### Component data from apps and pages

=== Section Start ===

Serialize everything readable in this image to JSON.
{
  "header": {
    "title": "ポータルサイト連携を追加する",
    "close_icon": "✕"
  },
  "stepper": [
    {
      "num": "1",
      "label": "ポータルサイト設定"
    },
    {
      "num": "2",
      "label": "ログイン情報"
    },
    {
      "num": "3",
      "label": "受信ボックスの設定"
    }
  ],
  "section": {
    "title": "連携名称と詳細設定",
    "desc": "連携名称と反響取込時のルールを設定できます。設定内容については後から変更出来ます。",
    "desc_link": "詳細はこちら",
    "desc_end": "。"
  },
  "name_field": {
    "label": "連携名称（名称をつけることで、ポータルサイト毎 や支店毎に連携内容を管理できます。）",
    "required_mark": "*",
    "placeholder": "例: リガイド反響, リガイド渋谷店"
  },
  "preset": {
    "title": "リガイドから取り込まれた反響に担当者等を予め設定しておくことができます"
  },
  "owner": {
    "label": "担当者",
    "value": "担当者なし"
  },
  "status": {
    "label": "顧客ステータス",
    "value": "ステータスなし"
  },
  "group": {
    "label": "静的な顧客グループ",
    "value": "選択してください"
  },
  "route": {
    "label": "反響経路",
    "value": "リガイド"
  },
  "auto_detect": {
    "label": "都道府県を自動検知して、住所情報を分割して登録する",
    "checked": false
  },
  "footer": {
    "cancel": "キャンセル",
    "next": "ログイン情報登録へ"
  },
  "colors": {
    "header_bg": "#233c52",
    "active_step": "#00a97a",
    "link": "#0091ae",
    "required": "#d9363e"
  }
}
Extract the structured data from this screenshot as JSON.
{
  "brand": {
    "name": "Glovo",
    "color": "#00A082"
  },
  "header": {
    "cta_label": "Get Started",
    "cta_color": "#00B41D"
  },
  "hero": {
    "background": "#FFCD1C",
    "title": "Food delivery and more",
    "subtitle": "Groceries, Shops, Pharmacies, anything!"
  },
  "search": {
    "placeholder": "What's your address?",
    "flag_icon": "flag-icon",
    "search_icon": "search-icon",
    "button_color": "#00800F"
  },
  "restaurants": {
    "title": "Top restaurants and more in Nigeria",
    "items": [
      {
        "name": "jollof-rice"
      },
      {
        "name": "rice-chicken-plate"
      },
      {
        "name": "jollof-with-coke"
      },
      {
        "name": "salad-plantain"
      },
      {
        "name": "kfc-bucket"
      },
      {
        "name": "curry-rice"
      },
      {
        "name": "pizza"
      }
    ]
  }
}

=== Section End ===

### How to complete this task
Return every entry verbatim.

### Answer for the task
Serialize everything readable in this image to JSON.
{
  "header": {
    "title": "ポータルサイト連携を追加する",
    "close_icon": "✕"
  },
  "stepper": [
    {
      "num": "1",
      "label": "ポータルサイト設定"
    },
    {
      "num": "2",
      "label": "ログイン情報"
    },
    {
      "num": "3",
      "label": "受信ボックスの設定"
    }
  ],
  "section": {
    "title": "連携名称と詳細設定",
    "desc": "連携名称と反響取込時のルールを設定できます。設定内容については後から変更出来ます。",
    "desc_link": "詳細はこちら",
    "desc_end": "。"
  },
  "name_field": {
    "label": "連携名称（名称をつけることで、ポータルサイト毎 や支店毎に連携内容を管理できます。）",
    "required_mark": "*",
    "placeholder": "例: リガイド反響, リガイド渋谷店"
  },
  "preset": {
    "title": "リガイドから取り込まれた反響に担当者等を予め設定しておくことができます"
  },
  "owner": {
    "label": "担当者",
    "value": "担当者なし"
  },
  "status": {
    "label": "顧客ステータス",
    "value": "ステータスなし"
  },
  "group": {
    "label": "静的な顧客グループ",
    "value": "選択してください"
  },
  "route": {
    "label": "反響経路",
    "value": "リガイド"
  },
  "auto_detect": {
    "label": "都道府県を自動検知して、住所情報を分割して登録する",
    "checked": false
  },
  "footer": {
    "cancel": "キャンセル",
    "next": "ログイン情報登録へ"
  },
  "colors": {
    "header_bg": "#233c52",
    "active_step": "#00a97a",
    "link": "#0091ae",
    "required": "#d9363e"
  }
}
Extract the structured data from this screenshot as JSON.
{
  "brand": {
    "name": "Glovo",
    "color": "#00A082"
  },
  "header": {
    "cta_label": "Get Started",
    "cta_color": "#00B41D"
  },
  "hero": {
    "background": "#FFCD1C",
    "title": "Food delivery and more",
    "subtitle": "Groceries, Shops, Pharmacies, anything!"
  },
  "search": {
    "placeholder": "What's your address?",
    "flag_icon": "flag-icon",
    "search_icon": "search-icon",
    "button_color": "#00800F"
  },
  "restaurants": {
    "title": "Top restaurants and more in Nigeria",
    "items": [
      {
        "name": "jollof-rice"
      },
      {
        "name": "rice-chicken-plate"
      },
      {
        "name": "jollof-with-coke"
      },
      {
        "name": "salad-plantain"
      },
      {
        "name": "kfc-bucket"
      },
      {
        "name": "curry-rice"
      },
      {
        "name": "pizza"
      }
    ]
  }
}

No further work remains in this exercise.